• [WHAT TO WORK ON]: Please return every record exactly, with no pictures included.
··········
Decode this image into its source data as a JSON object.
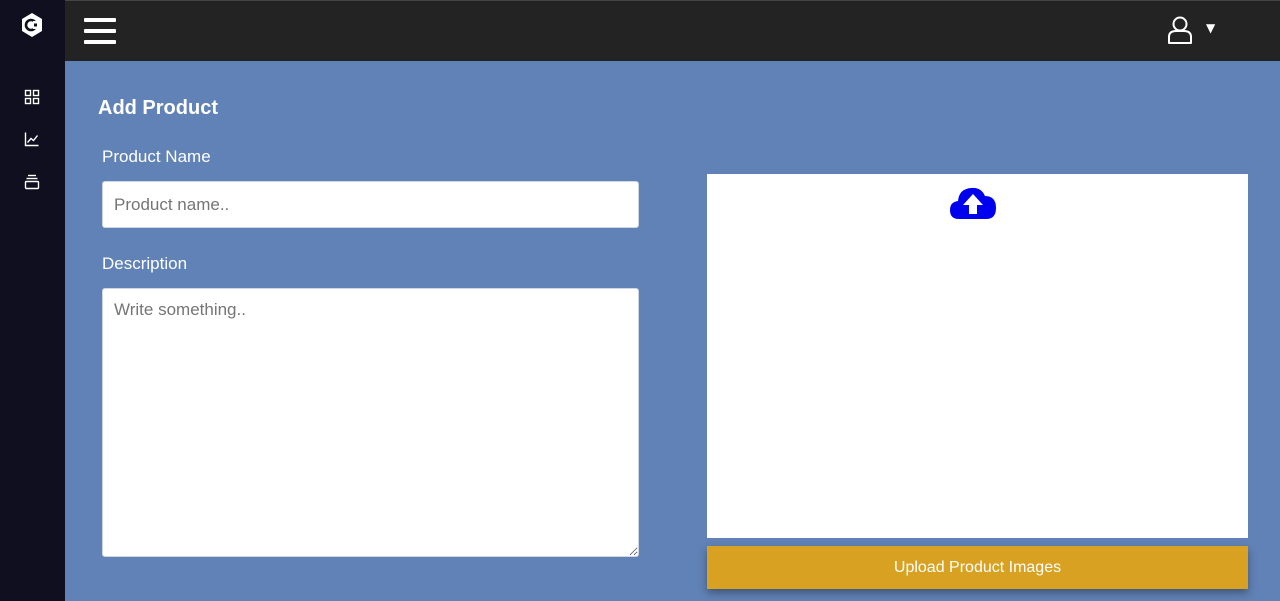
{
  "sidebar": {
    "logo": "brand-c-logo",
    "items": [
      {
        "icon": "grid-icon"
      },
      {
        "icon": "line-chart-icon"
      },
      {
        "icon": "stack-icon"
      }
    ]
  },
  "topbar": {
    "menu_icon": "hamburger-menu-icon",
    "user_icon": "user-icon",
    "caret": "▼"
  },
  "form": {
    "title": "Add Product",
    "product_name_label": "Product Name",
    "product_name_placeholder": "Product name..",
    "product_name_value": "",
    "description_label": "Description",
    "description_placeholder": "Write something..",
    "description_value": ""
  },
  "upload": {
    "icon": "cloud-upload-icon",
    "button_label": "Upload Product Images"
  },
  "colors": {
    "sidebar_bg": "#0f0f1f",
    "topbar_bg": "#232323",
    "page_bg": "#6182b6",
    "upload_icon": "#0000ee",
    "button_bg": "#d9a121"
  }
}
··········
• [RESPONSE TO THIS EXERCISE]:
Decode this image into its source data as a JSON object.
{
  "sidebar": {
    "logo": "brand-c-logo",
    "items": [
      {
        "icon": "grid-icon"
      },
      {
        "icon": "line-chart-icon"
      },
      {
        "icon": "stack-icon"
      }
    ]
  },
  "topbar": {
    "menu_icon": "hamburger-menu-icon",
    "user_icon": "user-icon",
    "caret": "▼"
  },
  "form": {
    "title": "Add Product",
    "product_name_label": "Product Name",
    "product_name_placeholder": "Product name..",
    "product_name_value": "",
    "description_label": "Description",
    "description_placeholder": "Write something..",
    "description_value": ""
  },
  "upload": {
    "icon": "cloud-upload-icon",
    "button_label": "Upload Product Images"
  },
  "colors": {
    "sidebar_bg": "#0f0f1f",
    "topbar_bg": "#232323",
    "page_bg": "#6182b6",
    "upload_icon": "#0000ee",
    "button_bg": "#d9a121"
  }
}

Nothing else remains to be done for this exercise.